### PROBLEM DETAILS
Report every line of the records that contains the word "caption".

### STUDY MATERIAL
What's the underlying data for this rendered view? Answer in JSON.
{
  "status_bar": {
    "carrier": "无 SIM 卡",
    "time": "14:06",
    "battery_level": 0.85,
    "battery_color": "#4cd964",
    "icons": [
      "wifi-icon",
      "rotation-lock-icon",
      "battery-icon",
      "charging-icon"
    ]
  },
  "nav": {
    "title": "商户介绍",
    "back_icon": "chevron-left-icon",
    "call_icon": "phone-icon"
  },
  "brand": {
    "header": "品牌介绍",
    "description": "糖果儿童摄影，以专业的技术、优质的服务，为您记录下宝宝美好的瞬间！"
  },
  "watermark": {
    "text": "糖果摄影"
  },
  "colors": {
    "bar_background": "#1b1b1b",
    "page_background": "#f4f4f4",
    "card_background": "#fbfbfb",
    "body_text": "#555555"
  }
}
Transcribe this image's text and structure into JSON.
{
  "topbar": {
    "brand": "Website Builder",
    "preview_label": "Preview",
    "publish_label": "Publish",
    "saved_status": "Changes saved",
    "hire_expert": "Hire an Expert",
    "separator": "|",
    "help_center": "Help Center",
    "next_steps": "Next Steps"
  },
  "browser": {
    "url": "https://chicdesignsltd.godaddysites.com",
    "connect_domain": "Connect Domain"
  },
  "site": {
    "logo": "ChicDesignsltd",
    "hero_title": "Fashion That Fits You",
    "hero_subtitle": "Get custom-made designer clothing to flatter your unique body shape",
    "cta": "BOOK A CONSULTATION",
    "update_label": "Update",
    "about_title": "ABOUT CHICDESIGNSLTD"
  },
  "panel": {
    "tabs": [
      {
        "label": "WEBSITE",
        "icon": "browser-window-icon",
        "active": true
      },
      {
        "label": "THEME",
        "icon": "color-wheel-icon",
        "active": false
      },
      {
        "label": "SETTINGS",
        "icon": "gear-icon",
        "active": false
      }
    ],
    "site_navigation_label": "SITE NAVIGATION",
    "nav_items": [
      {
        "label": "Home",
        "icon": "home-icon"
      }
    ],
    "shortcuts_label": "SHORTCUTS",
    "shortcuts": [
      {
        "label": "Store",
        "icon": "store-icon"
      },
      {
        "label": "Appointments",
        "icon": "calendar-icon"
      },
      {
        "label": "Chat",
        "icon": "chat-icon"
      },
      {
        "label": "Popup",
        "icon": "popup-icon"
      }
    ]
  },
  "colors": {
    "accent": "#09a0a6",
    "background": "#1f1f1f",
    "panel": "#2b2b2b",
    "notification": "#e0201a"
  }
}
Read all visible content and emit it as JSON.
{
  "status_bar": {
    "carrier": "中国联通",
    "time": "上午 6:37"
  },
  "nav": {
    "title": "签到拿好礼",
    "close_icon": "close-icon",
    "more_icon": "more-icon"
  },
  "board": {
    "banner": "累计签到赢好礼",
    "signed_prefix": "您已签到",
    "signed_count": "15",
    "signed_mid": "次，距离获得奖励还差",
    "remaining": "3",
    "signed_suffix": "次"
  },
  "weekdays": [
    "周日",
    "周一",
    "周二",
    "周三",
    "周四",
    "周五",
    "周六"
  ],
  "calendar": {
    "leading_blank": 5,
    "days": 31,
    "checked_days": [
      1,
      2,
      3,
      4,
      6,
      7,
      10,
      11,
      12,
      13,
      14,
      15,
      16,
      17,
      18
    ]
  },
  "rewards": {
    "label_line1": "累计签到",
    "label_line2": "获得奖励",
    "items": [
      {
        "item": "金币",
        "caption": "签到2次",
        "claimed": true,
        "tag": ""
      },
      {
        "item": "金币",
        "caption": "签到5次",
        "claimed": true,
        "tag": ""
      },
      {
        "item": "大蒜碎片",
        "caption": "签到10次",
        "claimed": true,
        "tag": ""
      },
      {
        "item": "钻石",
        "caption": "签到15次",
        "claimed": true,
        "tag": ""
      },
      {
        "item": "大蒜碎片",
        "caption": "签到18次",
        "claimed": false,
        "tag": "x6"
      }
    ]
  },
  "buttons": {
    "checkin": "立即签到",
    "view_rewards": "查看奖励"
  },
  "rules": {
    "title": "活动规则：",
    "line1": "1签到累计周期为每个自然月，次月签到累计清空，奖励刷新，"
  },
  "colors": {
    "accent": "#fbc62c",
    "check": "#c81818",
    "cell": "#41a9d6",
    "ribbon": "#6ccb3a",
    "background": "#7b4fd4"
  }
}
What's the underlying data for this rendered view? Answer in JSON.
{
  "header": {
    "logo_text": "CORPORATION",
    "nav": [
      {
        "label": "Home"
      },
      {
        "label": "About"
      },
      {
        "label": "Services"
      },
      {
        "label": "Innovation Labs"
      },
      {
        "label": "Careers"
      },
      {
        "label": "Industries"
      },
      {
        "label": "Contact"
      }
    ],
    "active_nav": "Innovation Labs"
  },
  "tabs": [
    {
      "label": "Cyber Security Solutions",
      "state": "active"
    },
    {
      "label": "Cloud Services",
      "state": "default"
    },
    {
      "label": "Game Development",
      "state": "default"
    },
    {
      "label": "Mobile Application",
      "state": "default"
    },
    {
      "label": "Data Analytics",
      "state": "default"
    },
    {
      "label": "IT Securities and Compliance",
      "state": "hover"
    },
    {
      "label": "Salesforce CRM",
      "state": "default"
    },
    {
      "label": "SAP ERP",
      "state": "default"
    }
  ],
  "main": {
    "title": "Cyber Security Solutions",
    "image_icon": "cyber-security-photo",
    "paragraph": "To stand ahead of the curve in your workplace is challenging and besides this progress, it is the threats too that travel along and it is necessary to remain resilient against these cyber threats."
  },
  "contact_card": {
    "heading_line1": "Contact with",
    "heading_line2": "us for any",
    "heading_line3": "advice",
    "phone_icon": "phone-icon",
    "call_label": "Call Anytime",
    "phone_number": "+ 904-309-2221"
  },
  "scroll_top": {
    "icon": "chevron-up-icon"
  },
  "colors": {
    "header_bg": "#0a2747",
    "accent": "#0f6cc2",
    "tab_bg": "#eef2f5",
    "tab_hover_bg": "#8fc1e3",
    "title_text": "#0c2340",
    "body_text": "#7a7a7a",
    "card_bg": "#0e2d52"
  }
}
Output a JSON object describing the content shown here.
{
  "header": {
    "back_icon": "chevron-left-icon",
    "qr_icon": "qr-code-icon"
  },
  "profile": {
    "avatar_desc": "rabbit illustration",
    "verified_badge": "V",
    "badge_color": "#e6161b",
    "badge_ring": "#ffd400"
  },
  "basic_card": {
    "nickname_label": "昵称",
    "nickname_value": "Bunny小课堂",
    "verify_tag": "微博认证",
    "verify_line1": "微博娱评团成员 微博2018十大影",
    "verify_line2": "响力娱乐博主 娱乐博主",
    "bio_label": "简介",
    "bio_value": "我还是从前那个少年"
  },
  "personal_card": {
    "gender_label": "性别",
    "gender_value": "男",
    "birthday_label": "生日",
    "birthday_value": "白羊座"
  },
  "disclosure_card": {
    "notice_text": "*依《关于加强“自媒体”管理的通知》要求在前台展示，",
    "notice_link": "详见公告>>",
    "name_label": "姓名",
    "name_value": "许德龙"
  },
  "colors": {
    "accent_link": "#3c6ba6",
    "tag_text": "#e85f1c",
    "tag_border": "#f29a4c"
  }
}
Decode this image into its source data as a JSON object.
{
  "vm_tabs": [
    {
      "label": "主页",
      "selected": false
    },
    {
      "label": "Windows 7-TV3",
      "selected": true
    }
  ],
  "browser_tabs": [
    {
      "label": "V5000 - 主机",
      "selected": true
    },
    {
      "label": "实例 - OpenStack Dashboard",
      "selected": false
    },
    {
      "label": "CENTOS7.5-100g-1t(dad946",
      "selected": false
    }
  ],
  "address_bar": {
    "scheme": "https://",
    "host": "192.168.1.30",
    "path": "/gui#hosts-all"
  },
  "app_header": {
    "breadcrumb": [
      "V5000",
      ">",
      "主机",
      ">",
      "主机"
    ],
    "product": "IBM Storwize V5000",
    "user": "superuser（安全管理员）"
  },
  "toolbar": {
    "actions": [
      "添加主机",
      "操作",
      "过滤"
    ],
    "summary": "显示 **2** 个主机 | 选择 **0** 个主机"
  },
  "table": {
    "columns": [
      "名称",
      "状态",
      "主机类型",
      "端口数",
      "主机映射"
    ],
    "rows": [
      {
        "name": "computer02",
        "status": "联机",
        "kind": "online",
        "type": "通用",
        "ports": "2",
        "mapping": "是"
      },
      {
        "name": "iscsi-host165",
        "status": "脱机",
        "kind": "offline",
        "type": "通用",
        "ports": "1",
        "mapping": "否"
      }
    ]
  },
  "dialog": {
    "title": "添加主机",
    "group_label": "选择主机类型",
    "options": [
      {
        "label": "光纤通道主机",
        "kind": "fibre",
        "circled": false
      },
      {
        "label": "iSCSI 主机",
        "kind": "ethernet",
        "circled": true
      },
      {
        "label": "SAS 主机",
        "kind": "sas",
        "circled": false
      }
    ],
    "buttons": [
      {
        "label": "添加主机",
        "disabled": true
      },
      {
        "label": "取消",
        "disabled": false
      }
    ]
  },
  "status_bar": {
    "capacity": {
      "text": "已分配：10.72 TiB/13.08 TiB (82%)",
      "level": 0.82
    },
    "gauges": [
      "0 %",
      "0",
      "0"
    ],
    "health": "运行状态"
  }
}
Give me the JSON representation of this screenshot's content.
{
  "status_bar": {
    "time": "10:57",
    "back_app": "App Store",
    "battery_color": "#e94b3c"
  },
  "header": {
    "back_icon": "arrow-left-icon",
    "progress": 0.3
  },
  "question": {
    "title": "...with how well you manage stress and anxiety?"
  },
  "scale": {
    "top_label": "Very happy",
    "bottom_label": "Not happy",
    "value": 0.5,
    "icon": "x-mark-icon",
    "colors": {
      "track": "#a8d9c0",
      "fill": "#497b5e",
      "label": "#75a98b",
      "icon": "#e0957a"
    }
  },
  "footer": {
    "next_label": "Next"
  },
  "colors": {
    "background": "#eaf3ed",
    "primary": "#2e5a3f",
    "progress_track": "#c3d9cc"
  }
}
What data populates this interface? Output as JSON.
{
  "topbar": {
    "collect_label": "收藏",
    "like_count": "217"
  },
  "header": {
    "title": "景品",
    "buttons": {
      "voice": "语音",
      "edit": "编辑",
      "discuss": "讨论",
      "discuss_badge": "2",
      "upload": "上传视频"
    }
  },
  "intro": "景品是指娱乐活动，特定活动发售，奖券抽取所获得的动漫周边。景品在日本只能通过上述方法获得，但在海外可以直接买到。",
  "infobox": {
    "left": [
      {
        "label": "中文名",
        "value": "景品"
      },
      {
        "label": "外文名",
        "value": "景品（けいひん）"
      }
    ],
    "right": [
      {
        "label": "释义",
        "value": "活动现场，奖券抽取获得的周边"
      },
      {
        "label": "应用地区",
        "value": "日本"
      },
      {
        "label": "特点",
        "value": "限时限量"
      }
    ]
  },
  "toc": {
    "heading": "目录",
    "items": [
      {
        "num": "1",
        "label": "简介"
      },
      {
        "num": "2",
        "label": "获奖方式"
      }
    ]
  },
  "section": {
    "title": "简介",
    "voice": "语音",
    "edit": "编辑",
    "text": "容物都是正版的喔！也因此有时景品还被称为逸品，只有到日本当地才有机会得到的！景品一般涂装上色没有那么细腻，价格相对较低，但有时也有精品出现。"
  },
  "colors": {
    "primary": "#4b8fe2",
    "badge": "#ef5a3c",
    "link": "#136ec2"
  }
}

### RESPONSE TO THE EXERCISE
        "caption": "签到2次",
        "caption": "签到5次",
        "caption": "签到10次",
        "caption": "签到15次",
        "caption": "签到18次",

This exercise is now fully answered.